= Beginning of Section =

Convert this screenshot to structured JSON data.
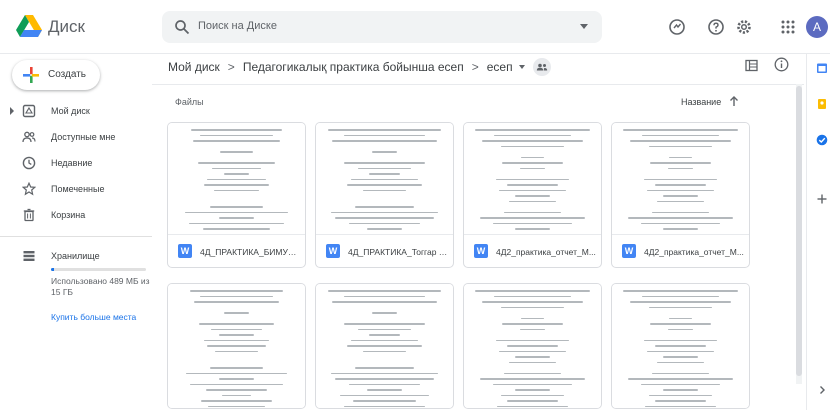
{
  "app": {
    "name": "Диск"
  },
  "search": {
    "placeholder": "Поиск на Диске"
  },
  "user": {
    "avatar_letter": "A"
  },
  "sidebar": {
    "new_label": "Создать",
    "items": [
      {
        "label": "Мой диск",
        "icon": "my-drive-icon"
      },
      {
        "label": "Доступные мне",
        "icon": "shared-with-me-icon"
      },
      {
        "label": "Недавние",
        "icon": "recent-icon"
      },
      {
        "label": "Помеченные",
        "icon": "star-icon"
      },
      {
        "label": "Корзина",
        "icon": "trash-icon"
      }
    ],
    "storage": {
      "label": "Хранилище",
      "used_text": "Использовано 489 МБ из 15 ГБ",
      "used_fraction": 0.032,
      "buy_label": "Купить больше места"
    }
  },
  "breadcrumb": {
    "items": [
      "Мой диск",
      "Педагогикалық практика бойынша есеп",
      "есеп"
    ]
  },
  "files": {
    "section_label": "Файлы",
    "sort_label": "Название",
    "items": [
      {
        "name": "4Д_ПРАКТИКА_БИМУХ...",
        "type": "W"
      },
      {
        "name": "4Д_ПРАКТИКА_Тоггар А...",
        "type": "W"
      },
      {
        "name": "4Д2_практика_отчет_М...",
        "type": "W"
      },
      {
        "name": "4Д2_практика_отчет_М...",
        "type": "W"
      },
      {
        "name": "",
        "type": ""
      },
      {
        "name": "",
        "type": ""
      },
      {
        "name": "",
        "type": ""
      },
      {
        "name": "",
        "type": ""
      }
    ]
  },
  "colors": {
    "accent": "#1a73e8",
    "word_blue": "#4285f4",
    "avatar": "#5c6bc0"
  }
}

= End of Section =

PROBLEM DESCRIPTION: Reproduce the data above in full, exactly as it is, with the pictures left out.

EXPECTED OUTPUT:
Convert this screenshot to structured JSON data.
{
  "app": {
    "name": "Диск"
  },
  "search": {
    "placeholder": "Поиск на Диске"
  },
  "user": {
    "avatar_letter": "A"
  },
  "sidebar": {
    "new_label": "Создать",
    "items": [
      {
        "label": "Мой диск",
        "icon": "my-drive-icon"
      },
      {
        "label": "Доступные мне",
        "icon": "shared-with-me-icon"
      },
      {
        "label": "Недавние",
        "icon": "recent-icon"
      },
      {
        "label": "Помеченные",
        "icon": "star-icon"
      },
      {
        "label": "Корзина",
        "icon": "trash-icon"
      }
    ],
    "storage": {
      "label": "Хранилище",
      "used_text": "Использовано 489 МБ из 15 ГБ",
      "used_fraction": 0.032,
      "buy_label": "Купить больше места"
    }
  },
  "breadcrumb": {
    "items": [
      "Мой диск",
      "Педагогикалық практика бойынша есеп",
      "есеп"
    ]
  },
  "files": {
    "section_label": "Файлы",
    "sort_label": "Название",
    "items": [
      {
        "name": "4Д_ПРАКТИКА_БИМУХ...",
        "type": "W"
      },
      {
        "name": "4Д_ПРАКТИКА_Тоггар А...",
        "type": "W"
      },
      {
        "name": "4Д2_практика_отчет_М...",
        "type": "W"
      },
      {
        "name": "4Д2_практика_отчет_М...",
        "type": "W"
      },
      {
        "name": "",
        "type": ""
      },
      {
        "name": "",
        "type": ""
      },
      {
        "name": "",
        "type": ""
      },
      {
        "name": "",
        "type": ""
      }
    ]
  },
  "colors": {
    "accent": "#1a73e8",
    "word_blue": "#4285f4",
    "avatar": "#5c6bc0"
  }
}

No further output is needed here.